Migration to America’s fastest-growing areas has tapered off in the last year, newly released Census data show. The slowdown is sharpest in places where growth was fueled in large part by the decade’s hot housing market—Florida, the Mountain West and ex-urban counties.
At the same time, the formerly foot-loose residents of coastal California, Northeast and Midwest cities and inner suburbs are mostly staying put. This “migration correction” is a response to the housing market correction that has kept would-be buyers from locating to previously hot areas, and in many cases, keeping them from selling existing homes in the established locales.
According to an analysis of the Census Bureau’s annual population estimates through July 2007, while the fastest growth continues to occur in the South and West regions, that growth has stalled in the last year. Among the 25 large counties which grew most rapidly since 2000, 23 showed lower growth rates last year than the prior year. (View Table A) Many are located in Florida, which has been particularly hard hit by the recent housing crises, a broader economic downturn and hurricane concerns. The state’s annual in migration plunged to 35,000 in the past year, in comparison to an average 230,000 per year for the previous three years.. And while the slowdown in population gains were most pronounced in counties located in hot markets like Orlando and Tampa, they were pervasive in almost all parts of the state. Metro Fort Lauderdale’s Broward County registered an actual decline in its population for the first time in history and Miami’s growth was reduced to half of the previous year.
The Mountain West, along with interior California, also took significant hits in their earlier high growth rates. (View Chart) While Phoenix’s Maricopa County still led the nation by gaining 101,000 people in the last year, this gain is down from 132, 000 in 2005-6, and 142, 000 the prior year. Noticeable growth cutbacks are evident in Las Vegas’ Clark County, as well as Riverside and San Bernardino counties in California’s “inland empire”. (View Table B) The latter county, a popular destination for San Diegans in search of more affordable housing, registered a net domestic out migration in the past year. The growth in this suburban destination is now totally dependent on immigration and natural increase.

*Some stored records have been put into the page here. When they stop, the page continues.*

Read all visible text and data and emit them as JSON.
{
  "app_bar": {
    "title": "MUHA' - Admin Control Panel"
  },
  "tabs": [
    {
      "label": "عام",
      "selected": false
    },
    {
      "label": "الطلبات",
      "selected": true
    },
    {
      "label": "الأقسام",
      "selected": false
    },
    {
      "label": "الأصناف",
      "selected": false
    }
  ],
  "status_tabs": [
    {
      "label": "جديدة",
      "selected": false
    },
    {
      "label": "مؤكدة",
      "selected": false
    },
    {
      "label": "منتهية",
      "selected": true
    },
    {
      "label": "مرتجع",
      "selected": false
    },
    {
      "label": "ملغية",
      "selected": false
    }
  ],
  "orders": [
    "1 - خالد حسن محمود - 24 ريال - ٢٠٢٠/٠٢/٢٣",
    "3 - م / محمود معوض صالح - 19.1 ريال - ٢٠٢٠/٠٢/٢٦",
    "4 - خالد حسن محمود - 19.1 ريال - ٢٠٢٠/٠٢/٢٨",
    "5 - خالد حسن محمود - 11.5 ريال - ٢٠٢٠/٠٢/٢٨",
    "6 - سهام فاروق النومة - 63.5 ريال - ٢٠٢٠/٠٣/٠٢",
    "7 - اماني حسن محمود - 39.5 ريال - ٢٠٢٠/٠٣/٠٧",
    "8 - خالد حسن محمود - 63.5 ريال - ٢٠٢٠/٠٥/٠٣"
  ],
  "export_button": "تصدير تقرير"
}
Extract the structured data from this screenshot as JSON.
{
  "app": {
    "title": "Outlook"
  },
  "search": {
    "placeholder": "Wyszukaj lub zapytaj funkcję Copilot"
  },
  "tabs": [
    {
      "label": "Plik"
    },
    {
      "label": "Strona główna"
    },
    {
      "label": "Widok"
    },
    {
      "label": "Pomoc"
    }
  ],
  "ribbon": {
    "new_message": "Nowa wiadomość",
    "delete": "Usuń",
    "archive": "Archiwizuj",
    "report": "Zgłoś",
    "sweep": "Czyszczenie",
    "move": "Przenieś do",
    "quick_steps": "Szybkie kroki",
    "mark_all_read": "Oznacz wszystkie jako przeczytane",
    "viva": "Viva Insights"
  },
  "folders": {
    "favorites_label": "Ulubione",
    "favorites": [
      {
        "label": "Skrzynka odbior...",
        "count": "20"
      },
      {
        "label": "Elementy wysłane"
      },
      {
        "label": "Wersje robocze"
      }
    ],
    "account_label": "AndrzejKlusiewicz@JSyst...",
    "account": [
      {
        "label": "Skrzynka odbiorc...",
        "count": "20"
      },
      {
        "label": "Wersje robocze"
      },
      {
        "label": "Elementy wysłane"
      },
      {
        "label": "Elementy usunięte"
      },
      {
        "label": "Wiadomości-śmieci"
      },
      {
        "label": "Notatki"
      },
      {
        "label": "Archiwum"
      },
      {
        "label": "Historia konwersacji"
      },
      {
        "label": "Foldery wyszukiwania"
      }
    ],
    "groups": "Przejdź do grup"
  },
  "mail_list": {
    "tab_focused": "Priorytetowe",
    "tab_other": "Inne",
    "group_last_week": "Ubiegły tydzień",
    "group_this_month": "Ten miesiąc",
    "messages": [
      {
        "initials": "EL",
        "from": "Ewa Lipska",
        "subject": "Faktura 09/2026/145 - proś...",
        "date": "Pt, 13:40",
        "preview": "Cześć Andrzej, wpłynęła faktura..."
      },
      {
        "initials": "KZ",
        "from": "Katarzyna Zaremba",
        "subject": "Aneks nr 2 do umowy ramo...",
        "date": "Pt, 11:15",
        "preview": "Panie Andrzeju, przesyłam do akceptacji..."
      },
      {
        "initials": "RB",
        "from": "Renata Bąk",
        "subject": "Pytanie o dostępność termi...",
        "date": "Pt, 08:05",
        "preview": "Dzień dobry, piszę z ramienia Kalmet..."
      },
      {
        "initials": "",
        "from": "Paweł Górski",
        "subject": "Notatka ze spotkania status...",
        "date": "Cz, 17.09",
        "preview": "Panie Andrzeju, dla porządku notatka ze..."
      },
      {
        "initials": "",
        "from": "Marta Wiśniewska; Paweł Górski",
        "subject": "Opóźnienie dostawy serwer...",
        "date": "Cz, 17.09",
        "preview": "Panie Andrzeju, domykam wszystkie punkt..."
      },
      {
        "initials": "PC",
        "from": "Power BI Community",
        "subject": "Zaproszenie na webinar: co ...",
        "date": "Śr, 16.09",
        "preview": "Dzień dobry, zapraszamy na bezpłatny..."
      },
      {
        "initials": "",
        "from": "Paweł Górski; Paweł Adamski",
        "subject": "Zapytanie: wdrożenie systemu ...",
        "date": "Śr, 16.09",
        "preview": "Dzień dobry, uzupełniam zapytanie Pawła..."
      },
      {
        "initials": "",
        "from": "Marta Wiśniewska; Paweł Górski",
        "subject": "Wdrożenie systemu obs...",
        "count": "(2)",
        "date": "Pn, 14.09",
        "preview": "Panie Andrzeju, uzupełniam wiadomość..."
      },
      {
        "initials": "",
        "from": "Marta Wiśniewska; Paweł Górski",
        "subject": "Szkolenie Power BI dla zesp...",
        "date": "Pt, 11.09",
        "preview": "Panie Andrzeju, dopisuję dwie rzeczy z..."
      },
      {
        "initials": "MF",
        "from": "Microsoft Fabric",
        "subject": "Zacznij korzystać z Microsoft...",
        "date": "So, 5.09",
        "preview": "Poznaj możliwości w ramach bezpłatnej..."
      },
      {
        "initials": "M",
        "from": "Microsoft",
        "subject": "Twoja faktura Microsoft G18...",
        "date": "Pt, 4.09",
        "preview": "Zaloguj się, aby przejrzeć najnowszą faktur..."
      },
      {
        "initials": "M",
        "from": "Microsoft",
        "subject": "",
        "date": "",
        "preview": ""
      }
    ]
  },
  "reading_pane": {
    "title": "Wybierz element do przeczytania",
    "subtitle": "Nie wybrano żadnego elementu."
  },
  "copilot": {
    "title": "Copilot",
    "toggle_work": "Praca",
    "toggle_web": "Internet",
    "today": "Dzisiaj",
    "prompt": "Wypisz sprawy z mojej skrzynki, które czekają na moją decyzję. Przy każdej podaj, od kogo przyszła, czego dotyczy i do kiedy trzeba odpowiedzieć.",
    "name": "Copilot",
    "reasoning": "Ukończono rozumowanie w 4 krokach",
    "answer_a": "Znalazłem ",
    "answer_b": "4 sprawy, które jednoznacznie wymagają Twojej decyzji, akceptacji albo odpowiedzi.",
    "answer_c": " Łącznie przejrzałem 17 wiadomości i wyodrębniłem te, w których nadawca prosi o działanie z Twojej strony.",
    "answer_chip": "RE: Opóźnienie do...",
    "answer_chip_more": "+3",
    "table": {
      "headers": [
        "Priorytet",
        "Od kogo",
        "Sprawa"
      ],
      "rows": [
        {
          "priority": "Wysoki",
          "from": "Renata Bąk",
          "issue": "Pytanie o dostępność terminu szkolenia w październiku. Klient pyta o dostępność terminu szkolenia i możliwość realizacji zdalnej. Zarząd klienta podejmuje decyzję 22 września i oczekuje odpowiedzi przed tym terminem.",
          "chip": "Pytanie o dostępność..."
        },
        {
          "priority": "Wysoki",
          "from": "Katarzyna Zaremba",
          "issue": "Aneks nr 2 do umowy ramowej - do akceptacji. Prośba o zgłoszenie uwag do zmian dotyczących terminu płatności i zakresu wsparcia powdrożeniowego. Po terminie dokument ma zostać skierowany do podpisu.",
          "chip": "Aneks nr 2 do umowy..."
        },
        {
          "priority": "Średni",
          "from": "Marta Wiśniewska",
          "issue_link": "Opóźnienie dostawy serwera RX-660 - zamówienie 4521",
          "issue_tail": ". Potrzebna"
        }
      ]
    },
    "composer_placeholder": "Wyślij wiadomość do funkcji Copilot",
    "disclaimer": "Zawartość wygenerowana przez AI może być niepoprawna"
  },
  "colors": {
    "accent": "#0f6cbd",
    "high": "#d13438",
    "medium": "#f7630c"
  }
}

These growth slowdowns are only half of the story. In fact, California illustrates both halves. While the state’s interior San Bernardino and Riverside counties are receiving fewer migrants than in previous years, coastal California counties, San Diego, Orange, Los Angeles – major migration feeder areas for inland empire- lost fewer migrants, and gained more people than before. During each of the bubble years of 2003-06, San Diego lost more than 35,000 migrants. This fell to just 14,000 in 2006-7 as many potential migrants decided to hold tight.
Aside from coastal California, many other counties showed greater gains, or reduced losses between 2005-6 and 2006-7 in a way that is also linked to the fewer housing opportunities. Such is the case for a slew of city or inner suburban counties, including Cook County, Ill, in the Chicago metropolitan area, Middlesex Co, NJ, in the New York metropolitan area, Hennepin County, MN in the Minneapolis-St Paul metropolitan area, and Philadelphia County. (View Table C) At the same time, exurban counties in these and other metropolitan areas, including metro Washington DC, showed reduced growth from previous years as the housing market cooled off.
So we have a year when the extremes are being reined in. Would-be homebuyers in previously hot housing markets are unable to obtain the homes they desire, leaving them in limbo – in many cases stranded from promising opportunities or amenity-rich retirement living. Yet more stagnant or expensive parts of the country, be they northern cities or coastal areas, are enjoying a windfall by retaining more of their residents, including renters, new families andempty nest retirees until at least both the housing and migration markets clear.